PROBLEM TO WORK ON: Tell how many lines below include the word "this". Only the number should appear.

(DATA SUPPLIED begins)

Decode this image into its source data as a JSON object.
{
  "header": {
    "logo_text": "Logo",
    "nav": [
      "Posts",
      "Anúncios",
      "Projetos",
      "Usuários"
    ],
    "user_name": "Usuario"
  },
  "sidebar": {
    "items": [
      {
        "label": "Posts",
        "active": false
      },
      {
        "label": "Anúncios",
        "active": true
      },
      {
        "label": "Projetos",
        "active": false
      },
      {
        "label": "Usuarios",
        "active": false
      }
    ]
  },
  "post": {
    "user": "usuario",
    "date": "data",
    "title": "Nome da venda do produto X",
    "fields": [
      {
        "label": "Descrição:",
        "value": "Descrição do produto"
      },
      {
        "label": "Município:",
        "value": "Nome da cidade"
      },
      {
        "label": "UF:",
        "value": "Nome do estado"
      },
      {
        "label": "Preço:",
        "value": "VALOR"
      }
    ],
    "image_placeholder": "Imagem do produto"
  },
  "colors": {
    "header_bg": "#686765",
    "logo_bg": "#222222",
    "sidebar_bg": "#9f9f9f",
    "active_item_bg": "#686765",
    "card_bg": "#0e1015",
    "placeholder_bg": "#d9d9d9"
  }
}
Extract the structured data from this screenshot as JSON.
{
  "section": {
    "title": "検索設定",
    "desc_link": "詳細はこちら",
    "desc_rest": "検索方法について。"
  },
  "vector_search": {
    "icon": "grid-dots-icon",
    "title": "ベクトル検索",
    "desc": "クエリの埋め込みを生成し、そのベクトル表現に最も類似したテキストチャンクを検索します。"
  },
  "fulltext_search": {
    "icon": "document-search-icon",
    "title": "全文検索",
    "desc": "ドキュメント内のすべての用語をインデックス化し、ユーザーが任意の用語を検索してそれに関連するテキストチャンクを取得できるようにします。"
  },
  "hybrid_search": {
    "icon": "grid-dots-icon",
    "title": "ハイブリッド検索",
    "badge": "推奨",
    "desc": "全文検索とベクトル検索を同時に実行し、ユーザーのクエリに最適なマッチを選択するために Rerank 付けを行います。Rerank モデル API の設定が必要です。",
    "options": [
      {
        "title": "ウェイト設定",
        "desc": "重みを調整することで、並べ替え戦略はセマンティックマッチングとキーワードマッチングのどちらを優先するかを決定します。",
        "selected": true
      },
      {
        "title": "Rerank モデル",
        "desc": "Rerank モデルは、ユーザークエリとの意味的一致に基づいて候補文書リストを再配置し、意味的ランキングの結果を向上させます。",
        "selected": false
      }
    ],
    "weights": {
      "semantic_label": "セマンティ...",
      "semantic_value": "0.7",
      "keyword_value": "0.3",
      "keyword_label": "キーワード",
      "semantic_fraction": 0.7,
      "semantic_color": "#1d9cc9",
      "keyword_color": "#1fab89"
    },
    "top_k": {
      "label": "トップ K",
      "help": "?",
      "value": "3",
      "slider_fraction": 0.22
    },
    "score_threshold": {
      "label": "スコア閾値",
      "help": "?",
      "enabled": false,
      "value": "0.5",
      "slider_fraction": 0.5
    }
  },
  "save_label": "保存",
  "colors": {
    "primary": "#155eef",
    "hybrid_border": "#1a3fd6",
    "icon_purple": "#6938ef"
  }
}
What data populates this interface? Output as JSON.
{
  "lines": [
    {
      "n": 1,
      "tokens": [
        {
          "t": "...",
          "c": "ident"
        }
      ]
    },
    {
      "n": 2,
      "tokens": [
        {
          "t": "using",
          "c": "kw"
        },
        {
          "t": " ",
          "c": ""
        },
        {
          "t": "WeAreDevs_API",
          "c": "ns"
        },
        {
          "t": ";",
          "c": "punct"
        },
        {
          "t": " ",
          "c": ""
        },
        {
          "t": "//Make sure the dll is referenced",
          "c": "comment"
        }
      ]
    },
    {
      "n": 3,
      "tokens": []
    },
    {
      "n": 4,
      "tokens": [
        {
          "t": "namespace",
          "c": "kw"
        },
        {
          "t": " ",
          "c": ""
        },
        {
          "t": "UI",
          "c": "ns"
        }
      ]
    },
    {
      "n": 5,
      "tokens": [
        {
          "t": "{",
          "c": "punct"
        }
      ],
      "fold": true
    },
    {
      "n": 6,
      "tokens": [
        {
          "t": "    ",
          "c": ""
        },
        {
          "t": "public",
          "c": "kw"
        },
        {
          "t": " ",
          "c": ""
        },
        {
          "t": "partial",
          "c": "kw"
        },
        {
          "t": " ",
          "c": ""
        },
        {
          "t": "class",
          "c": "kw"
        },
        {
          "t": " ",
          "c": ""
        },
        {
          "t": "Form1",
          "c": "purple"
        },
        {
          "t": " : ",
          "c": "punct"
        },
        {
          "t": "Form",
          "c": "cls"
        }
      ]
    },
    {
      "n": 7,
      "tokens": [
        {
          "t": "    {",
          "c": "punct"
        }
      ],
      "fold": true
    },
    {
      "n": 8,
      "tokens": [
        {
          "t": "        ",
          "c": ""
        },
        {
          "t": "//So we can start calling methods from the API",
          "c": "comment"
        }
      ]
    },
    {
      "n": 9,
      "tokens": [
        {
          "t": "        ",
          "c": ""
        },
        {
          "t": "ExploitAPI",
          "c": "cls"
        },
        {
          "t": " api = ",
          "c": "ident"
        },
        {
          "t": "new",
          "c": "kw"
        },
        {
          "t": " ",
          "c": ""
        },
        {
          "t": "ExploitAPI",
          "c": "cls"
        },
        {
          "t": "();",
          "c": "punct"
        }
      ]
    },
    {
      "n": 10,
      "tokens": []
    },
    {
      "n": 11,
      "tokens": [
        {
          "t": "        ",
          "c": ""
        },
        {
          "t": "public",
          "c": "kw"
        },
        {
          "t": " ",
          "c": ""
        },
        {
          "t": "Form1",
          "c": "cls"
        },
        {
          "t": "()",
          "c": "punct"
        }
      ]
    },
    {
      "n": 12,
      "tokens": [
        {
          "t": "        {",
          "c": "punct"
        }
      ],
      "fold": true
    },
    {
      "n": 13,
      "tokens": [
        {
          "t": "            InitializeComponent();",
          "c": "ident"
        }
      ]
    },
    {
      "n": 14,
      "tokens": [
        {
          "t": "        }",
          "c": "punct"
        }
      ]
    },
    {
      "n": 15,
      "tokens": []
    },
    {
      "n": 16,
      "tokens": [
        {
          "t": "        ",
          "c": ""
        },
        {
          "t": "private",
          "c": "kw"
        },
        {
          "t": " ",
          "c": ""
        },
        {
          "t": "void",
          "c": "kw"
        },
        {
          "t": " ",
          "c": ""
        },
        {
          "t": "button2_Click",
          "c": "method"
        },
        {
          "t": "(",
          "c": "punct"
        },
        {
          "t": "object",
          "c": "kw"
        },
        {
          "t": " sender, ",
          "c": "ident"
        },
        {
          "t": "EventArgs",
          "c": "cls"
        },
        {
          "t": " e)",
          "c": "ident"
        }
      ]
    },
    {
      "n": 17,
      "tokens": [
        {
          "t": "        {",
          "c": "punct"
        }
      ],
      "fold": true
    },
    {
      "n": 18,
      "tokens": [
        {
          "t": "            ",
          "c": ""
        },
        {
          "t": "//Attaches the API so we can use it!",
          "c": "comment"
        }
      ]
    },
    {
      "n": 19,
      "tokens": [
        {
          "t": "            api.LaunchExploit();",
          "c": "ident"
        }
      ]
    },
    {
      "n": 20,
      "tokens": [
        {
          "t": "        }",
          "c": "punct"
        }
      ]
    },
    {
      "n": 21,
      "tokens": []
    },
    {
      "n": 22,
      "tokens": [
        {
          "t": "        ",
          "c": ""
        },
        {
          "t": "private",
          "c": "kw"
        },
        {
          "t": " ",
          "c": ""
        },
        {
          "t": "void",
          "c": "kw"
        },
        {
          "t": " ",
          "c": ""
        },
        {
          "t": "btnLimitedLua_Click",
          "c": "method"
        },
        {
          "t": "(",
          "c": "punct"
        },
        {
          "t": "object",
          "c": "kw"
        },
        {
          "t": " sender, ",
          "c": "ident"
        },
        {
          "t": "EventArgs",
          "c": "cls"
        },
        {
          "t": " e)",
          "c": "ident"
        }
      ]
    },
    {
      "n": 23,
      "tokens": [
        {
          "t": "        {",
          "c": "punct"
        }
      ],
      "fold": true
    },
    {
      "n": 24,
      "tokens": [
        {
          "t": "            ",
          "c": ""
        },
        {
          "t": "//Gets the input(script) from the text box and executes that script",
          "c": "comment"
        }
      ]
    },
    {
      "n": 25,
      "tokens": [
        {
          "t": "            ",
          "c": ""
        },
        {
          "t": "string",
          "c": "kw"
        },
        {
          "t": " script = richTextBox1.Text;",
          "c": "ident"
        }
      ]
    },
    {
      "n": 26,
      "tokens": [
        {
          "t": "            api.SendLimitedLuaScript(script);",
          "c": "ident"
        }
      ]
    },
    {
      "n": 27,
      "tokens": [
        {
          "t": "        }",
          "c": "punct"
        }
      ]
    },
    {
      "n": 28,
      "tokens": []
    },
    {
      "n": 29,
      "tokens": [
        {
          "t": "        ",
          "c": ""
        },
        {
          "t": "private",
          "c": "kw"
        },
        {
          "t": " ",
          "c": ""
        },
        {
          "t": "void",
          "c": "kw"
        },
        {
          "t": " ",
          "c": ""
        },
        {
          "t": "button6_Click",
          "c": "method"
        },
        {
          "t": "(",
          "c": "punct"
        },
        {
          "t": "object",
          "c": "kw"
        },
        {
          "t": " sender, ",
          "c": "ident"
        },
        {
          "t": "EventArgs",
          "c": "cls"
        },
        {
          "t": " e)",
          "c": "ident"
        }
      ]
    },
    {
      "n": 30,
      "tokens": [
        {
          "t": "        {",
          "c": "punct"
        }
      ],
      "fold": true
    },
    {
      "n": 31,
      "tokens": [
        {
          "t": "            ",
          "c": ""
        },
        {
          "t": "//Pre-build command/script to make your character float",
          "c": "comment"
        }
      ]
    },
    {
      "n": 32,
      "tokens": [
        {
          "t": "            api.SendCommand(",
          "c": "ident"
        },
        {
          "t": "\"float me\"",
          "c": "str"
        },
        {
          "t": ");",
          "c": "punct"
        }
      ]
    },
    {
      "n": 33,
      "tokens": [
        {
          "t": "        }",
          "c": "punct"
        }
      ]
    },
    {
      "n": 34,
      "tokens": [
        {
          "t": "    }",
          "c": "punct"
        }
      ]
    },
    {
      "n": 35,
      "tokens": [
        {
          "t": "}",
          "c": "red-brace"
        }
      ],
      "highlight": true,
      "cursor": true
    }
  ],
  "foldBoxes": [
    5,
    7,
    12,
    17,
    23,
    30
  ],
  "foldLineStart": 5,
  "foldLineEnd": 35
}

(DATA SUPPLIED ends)

PROBLEM SOLUTION: 3